Executive Vice President of Academic Affairs Donald Lehman said the task force commissioned to reduce the number of general curriculum requirements is not ready to release their findings and with class registration scheduled for April, the changes may not be implemented in time.
Faculty in the Columbian College voted last April to reduce requirements by nearly half the number of credit hours students need to take to graduate, from at least 42 credit hours in seven academic topics to 24 credits.
The reason for the revamp was to give students more freedom in registering for courses reflective of their interests, while still ensuring they receive a strong, wide-ranging education. At the time, it was announced the developments would affect all Columbian College students entering after the class of 2013.

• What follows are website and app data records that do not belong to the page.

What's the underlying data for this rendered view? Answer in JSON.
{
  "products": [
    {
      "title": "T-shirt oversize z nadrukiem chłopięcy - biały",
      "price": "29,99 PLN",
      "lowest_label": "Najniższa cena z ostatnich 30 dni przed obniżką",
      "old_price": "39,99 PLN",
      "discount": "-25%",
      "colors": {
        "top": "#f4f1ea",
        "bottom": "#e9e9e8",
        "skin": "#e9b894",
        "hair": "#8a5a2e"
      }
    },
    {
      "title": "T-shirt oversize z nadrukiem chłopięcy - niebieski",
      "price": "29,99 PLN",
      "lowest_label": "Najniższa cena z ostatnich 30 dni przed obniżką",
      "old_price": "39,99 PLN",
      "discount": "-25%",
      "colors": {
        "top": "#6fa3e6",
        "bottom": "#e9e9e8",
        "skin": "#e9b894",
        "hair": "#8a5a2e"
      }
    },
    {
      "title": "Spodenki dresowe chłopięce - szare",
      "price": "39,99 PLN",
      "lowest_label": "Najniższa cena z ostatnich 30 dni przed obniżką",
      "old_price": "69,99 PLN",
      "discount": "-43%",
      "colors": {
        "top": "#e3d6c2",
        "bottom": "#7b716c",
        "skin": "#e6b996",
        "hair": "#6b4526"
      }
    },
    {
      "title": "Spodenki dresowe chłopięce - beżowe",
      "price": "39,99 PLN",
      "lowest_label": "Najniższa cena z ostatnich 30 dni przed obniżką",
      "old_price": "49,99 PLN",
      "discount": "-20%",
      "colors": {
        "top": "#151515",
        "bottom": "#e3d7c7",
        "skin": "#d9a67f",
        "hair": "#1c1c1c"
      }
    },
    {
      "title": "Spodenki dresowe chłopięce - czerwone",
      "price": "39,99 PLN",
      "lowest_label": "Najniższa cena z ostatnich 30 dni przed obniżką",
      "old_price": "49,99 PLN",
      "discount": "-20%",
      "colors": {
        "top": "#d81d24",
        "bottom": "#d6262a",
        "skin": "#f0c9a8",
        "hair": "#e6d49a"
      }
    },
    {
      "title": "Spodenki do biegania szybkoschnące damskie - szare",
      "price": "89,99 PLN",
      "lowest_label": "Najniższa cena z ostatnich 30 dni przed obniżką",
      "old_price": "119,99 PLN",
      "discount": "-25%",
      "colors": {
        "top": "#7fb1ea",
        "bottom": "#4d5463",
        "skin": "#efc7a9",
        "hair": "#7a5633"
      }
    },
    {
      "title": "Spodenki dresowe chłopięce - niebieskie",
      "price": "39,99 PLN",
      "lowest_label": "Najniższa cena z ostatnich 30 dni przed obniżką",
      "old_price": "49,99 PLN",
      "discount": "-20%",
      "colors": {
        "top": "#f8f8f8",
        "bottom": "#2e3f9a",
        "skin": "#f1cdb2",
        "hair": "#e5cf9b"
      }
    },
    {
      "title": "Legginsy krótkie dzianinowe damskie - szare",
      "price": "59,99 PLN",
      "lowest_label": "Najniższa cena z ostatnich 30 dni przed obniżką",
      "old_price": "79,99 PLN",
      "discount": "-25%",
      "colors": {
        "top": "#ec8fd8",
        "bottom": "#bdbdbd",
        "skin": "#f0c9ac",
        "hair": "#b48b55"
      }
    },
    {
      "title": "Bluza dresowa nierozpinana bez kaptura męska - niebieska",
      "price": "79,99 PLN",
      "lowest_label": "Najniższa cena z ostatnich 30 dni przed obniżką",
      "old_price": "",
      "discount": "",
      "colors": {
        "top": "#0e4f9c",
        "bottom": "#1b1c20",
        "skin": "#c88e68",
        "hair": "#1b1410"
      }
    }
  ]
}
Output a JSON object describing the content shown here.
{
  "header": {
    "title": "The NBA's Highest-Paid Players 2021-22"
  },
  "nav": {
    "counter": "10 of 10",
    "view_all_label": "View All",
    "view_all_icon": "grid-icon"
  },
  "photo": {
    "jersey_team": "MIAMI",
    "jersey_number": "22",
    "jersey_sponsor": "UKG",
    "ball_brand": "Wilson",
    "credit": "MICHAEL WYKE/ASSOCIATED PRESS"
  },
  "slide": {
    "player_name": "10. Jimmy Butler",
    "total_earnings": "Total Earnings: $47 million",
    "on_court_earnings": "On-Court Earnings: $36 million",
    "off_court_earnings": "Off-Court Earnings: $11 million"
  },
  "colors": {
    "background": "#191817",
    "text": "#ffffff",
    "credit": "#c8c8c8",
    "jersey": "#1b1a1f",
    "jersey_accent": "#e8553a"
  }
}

A GCR task force was created to revise the current system and generate a proposal of recommendations to present to the Columbian College faculty. The committee released a preliminary report to the faculty at a meeting Dec. 4, said CCAS Associate Dean Paul Duff. Duff did not provide the report upon request.
“A final report with a recommendation for a revised general education program will be presented to the faculty later this semester. We expect the faculty to vote on the plan before the end of the semester,” he said.
In the fall, the committee decided to focus reform on five new conceptual areas instead of the previous seven: global and cross-cultural perspectives, oral, written and visual communication skills, critical and creative thinking, quantitative and scientific reasoning, and local and civic engagement.
“From what I have seen, I think we all have reasons to be optimistic about the direction things are going, and I salute my colleagues on the committee who have been working on this for several months now,” professor David McAleavey said.
Interviewed incoming freshmen in the class of 2014 had mixed reactions to the delays, but say they have no choice but to accept the old curriculum.
Kelsey Johnston, a CCAS-bound student in the class of 2014, said she was angry at the delays but still excited for GW in the fall.
“I’m mad that this change was delayed and think that it’s ridiculous that the changes won’t be implemented,” she said. “It will, however, just be something I will have to deal with and it doesn’t change my excitement to attend the University in the fall.”
Marissa Martin, another admitted CCAS student, doesn’t mind having to take extra courses because “you get to expose yourself to new and different things,” which she sees as an advantage.
In the past, the Columbian College has reviewed the curriculum, but no significant changes have been made to the current general requirements since 1988.